"I have always believed that Singaporeans are kind deep down, and what the video did was to trigger it," he said.

The campaign came about six months after the Little India riot in December which put foreign workers under the spotlight.

There are about 320,000 foreign workers working in construction in Singapore.

Dr Wan said that the idea of using drones to deliver drinks came from the soft drinks giant.

"We mobilised our volunteers to write the messages and pack the Coca-Cola cans."

He said the campaign did not cost the kindness advocacy group any money, adding that Coca-Cola Singapore footed the entire bill.

Mr Leonardo O'Grady, who runs Coca-Cola's Asean marketing communications office, told The Straits Times that the project "connects" Singaporeans to construction workers who toil away in places "not easily accessible to the average Singaporeans".

"The idea is to inspire others to do something now and create a ripple effect," he added.

Dr Wan agrees. "We did not start off wanting to run a one-off publicity campaign. What we hope to do is to encourage Singaporeans to make showing appreciation to foreign workers part of our daily lives," he said.

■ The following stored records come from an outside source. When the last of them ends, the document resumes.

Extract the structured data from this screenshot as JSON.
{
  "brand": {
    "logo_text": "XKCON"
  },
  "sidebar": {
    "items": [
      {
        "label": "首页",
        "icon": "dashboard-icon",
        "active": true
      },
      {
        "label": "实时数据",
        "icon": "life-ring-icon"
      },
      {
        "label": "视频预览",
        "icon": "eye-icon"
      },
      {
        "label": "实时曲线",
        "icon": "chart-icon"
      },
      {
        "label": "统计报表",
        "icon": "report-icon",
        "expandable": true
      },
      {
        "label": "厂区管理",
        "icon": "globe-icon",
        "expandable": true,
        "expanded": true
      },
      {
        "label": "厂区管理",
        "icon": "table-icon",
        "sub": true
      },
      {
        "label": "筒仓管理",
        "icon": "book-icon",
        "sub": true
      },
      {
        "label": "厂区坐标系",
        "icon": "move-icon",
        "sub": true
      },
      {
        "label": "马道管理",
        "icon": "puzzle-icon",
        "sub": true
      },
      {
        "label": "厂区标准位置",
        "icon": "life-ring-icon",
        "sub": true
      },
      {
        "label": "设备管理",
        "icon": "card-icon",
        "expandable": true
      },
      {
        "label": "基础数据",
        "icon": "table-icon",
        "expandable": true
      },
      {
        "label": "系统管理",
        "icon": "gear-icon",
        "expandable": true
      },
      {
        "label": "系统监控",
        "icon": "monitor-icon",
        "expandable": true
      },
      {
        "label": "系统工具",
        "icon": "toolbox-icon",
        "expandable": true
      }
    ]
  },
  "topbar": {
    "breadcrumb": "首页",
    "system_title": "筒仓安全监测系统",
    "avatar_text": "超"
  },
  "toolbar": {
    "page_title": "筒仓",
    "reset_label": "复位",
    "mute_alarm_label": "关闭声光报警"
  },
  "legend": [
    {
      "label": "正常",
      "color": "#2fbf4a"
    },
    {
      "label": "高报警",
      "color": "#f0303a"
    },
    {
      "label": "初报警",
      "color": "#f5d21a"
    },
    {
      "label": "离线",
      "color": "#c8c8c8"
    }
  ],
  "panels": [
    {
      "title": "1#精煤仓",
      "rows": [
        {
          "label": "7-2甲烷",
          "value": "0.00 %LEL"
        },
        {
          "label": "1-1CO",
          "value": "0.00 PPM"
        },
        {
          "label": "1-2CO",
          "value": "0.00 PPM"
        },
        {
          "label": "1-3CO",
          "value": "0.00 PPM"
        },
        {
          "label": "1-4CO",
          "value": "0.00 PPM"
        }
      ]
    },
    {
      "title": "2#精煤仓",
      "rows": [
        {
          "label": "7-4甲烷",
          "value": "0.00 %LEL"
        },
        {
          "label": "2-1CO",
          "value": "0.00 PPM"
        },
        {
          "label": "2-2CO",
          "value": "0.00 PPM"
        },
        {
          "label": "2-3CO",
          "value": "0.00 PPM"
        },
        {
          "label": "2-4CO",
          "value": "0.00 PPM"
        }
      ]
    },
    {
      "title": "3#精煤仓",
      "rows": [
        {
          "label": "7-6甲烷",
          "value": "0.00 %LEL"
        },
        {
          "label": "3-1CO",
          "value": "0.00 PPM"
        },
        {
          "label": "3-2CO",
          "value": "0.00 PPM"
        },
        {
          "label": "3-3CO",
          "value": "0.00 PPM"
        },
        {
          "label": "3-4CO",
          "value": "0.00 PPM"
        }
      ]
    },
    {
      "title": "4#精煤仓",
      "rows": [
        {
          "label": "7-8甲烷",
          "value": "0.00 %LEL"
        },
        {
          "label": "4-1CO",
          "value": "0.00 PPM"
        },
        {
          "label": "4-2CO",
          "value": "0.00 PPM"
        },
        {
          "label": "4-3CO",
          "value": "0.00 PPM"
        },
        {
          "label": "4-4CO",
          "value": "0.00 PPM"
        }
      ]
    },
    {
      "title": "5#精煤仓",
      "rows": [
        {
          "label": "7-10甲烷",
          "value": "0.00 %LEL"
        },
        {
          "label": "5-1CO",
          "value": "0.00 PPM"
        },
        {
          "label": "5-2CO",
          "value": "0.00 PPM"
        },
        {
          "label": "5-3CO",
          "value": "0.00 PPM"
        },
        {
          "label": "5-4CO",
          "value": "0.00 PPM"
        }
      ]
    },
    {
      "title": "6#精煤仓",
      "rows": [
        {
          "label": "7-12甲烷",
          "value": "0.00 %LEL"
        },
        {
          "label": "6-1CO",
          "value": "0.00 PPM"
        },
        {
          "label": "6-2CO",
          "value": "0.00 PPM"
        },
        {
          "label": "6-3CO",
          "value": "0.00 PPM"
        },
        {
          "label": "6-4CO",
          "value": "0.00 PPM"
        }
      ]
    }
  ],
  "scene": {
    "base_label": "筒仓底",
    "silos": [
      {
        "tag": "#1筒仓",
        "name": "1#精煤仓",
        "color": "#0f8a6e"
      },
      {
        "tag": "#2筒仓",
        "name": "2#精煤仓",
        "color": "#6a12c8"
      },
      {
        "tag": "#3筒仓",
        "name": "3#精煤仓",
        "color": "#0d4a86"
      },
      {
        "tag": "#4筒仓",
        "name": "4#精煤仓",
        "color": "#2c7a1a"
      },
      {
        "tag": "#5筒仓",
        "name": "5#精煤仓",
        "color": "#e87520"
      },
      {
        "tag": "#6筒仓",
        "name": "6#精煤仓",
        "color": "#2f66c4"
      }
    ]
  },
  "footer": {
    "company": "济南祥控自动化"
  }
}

Mr Yeo Guat Kwang, chairman of foreign worker advocacy group Migrant Workers Centre, backed the campaign.

"These are unsung heroes and every gesture of appreciation to them counts," he said, adding: "And that it took place around the Labour Day celebrations in May made it even more special."

tohyc@sph.com.sg